> _TASK GOAL_
Reproduce every entry word for word. Drop all pictures from the copy.

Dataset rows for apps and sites
***

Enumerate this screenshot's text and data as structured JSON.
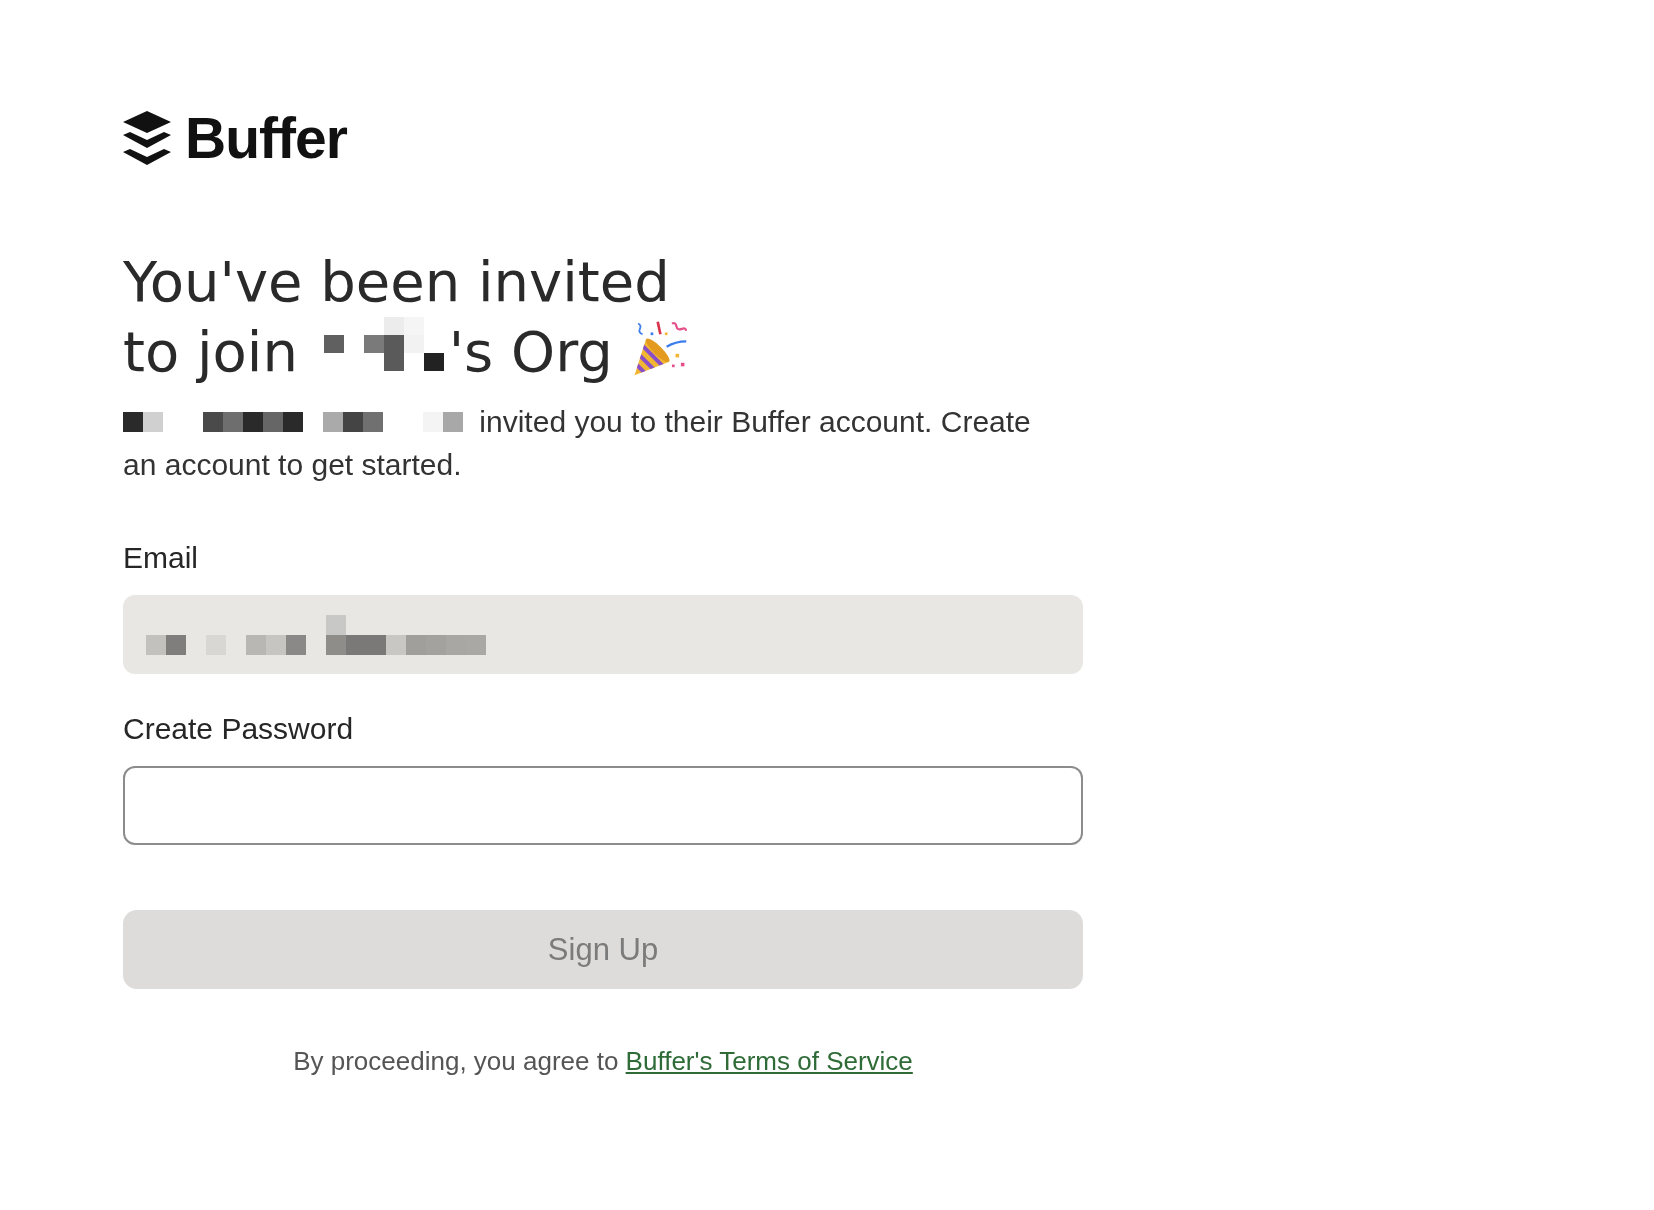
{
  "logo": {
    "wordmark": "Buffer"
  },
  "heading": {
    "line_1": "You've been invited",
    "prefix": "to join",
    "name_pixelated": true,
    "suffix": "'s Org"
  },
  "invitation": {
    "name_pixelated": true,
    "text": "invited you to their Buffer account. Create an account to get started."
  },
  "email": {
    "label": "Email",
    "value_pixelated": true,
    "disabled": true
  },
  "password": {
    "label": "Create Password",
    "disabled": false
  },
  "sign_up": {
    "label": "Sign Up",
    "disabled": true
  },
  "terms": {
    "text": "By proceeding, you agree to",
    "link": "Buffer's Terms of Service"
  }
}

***

> _SOLUTION BELOW_
Enumerate this screenshot's text and data as structured JSON.
{
  "logo": {
    "wordmark": "Buffer"
  },
  "heading": {
    "line_1": "You've been invited",
    "prefix": "to join",
    "name_pixelated": true,
    "suffix": "'s Org"
  },
  "invitation": {
    "name_pixelated": true,
    "text": "invited you to their Buffer account. Create an account to get started."
  },
  "email": {
    "label": "Email",
    "value_pixelated": true,
    "disabled": true
  },
  "password": {
    "label": "Create Password",
    "disabled": false
  },
  "sign_up": {
    "label": "Sign Up",
    "disabled": true
  },
  "terms": {
    "text": "By proceeding, you agree to",
    "link": "Buffer's Terms of Service"
  }
}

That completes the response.